» What is expected
All of the records below need to be copied exactly.

» Input data
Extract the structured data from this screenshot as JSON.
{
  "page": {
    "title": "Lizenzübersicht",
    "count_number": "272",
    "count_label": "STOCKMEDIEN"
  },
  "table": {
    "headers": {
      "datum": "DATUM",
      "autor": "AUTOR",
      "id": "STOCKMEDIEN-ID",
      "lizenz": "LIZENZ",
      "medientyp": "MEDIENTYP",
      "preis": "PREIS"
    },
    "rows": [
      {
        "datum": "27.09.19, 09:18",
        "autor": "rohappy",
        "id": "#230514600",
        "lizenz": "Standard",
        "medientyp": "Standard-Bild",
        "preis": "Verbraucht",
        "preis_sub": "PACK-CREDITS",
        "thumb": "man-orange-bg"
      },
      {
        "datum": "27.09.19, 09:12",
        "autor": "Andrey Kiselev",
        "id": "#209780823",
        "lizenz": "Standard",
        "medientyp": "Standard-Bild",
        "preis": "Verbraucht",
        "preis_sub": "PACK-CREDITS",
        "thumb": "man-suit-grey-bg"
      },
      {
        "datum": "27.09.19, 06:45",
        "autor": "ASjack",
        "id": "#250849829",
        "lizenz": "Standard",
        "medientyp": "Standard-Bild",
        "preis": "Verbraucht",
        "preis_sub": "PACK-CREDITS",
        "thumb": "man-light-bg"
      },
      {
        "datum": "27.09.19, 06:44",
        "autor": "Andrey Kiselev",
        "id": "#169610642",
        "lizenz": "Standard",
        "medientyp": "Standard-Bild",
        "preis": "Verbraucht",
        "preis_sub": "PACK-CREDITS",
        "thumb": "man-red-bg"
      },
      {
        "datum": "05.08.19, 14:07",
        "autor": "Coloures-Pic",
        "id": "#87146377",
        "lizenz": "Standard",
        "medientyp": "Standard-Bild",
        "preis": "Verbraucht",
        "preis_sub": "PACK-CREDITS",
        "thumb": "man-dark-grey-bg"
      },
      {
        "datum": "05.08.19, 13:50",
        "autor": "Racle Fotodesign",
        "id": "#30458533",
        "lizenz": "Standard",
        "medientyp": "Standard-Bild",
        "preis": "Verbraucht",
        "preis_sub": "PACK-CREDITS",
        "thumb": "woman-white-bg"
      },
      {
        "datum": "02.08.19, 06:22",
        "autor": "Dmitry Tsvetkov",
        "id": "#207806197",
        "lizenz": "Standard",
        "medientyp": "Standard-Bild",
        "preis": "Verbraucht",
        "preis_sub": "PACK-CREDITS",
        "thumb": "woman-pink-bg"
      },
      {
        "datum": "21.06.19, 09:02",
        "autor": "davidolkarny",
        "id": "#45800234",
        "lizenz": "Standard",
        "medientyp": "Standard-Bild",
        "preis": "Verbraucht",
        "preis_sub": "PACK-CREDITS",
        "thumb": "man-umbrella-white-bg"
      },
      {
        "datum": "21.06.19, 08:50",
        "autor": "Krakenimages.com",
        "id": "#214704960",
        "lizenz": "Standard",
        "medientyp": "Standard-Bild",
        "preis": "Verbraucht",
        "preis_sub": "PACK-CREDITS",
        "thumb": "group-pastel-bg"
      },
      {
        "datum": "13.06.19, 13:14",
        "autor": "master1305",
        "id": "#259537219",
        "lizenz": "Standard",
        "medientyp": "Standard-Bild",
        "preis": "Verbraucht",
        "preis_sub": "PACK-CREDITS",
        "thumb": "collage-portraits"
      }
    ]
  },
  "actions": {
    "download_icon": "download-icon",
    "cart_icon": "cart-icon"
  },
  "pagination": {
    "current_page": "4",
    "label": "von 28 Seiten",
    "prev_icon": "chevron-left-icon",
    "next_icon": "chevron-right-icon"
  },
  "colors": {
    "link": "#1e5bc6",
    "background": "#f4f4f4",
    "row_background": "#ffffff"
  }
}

» Written answer
Extract the structured data from this screenshot as JSON.
{
  "page": {
    "title": "Lizenzübersicht",
    "count_number": "272",
    "count_label": "STOCKMEDIEN"
  },
  "table": {
    "headers": {
      "datum": "DATUM",
      "autor": "AUTOR",
      "id": "STOCKMEDIEN-ID",
      "lizenz": "LIZENZ",
      "medientyp": "MEDIENTYP",
      "preis": "PREIS"
    },
    "rows": [
      {
        "datum": "27.09.19, 09:18",
        "autor": "rohappy",
        "id": "#230514600",
        "lizenz": "Standard",
        "medientyp": "Standard-Bild",
        "preis": "Verbraucht",
        "preis_sub": "PACK-CREDITS",
        "thumb": "man-orange-bg"
      },
      {
        "datum": "27.09.19, 09:12",
        "autor": "Andrey Kiselev",
        "id": "#209780823",
        "lizenz": "Standard",
        "medientyp": "Standard-Bild",
        "preis": "Verbraucht",
        "preis_sub": "PACK-CREDITS",
        "thumb": "man-suit-grey-bg"
      },
      {
        "datum": "27.09.19, 06:45",
        "autor": "ASjack",
        "id": "#250849829",
        "lizenz": "Standard",
        "medientyp": "Standard-Bild",
        "preis": "Verbraucht",
        "preis_sub": "PACK-CREDITS",
        "thumb": "man-light-bg"
      },
      {
        "datum": "27.09.19, 06:44",
        "autor": "Andrey Kiselev",
        "id": "#169610642",
        "lizenz": "Standard",
        "medientyp": "Standard-Bild",
        "preis": "Verbraucht",
        "preis_sub": "PACK-CREDITS",
        "thumb": "man-red-bg"
      },
      {
        "datum": "05.08.19, 14:07",
        "autor": "Coloures-Pic",
        "id": "#87146377",
        "lizenz": "Standard",
        "medientyp": "Standard-Bild",
        "preis": "Verbraucht",
        "preis_sub": "PACK-CREDITS",
        "thumb": "man-dark-grey-bg"
      },
      {
        "datum": "05.08.19, 13:50",
        "autor": "Racle Fotodesign",
        "id": "#30458533",
        "lizenz": "Standard",
        "medientyp": "Standard-Bild",
        "preis": "Verbraucht",
        "preis_sub": "PACK-CREDITS",
        "thumb": "woman-white-bg"
      },
      {
        "datum": "02.08.19, 06:22",
        "autor": "Dmitry Tsvetkov",
        "id": "#207806197",
        "lizenz": "Standard",
        "medientyp": "Standard-Bild",
        "preis": "Verbraucht",
        "preis_sub": "PACK-CREDITS",
        "thumb": "woman-pink-bg"
      },
      {
        "datum": "21.06.19, 09:02",
        "autor": "davidolkarny",
        "id": "#45800234",
        "lizenz": "Standard",
        "medientyp": "Standard-Bild",
        "preis": "Verbraucht",
        "preis_sub": "PACK-CREDITS",
        "thumb": "man-umbrella-white-bg"
      },
      {
        "datum": "21.06.19, 08:50",
        "autor": "Krakenimages.com",
        "id": "#214704960",
        "lizenz": "Standard",
        "medientyp": "Standard-Bild",
        "preis": "Verbraucht",
        "preis_sub": "PACK-CREDITS",
        "thumb": "group-pastel-bg"
      },
      {
        "datum": "13.06.19, 13:14",
        "autor": "master1305",
        "id": "#259537219",
        "lizenz": "Standard",
        "medientyp": "Standard-Bild",
        "preis": "Verbraucht",
        "preis_sub": "PACK-CREDITS",
        "thumb": "collage-portraits"
      }
    ]
  },
  "actions": {
    "download_icon": "download-icon",
    "cart_icon": "cart-icon"
  },
  "pagination": {
    "current_page": "4",
    "label": "von 28 Seiten",
    "prev_icon": "chevron-left-icon",
    "next_icon": "chevron-right-icon"
  },
  "colors": {
    "link": "#1e5bc6",
    "background": "#f4f4f4",
    "row_background": "#ffffff"
  }
}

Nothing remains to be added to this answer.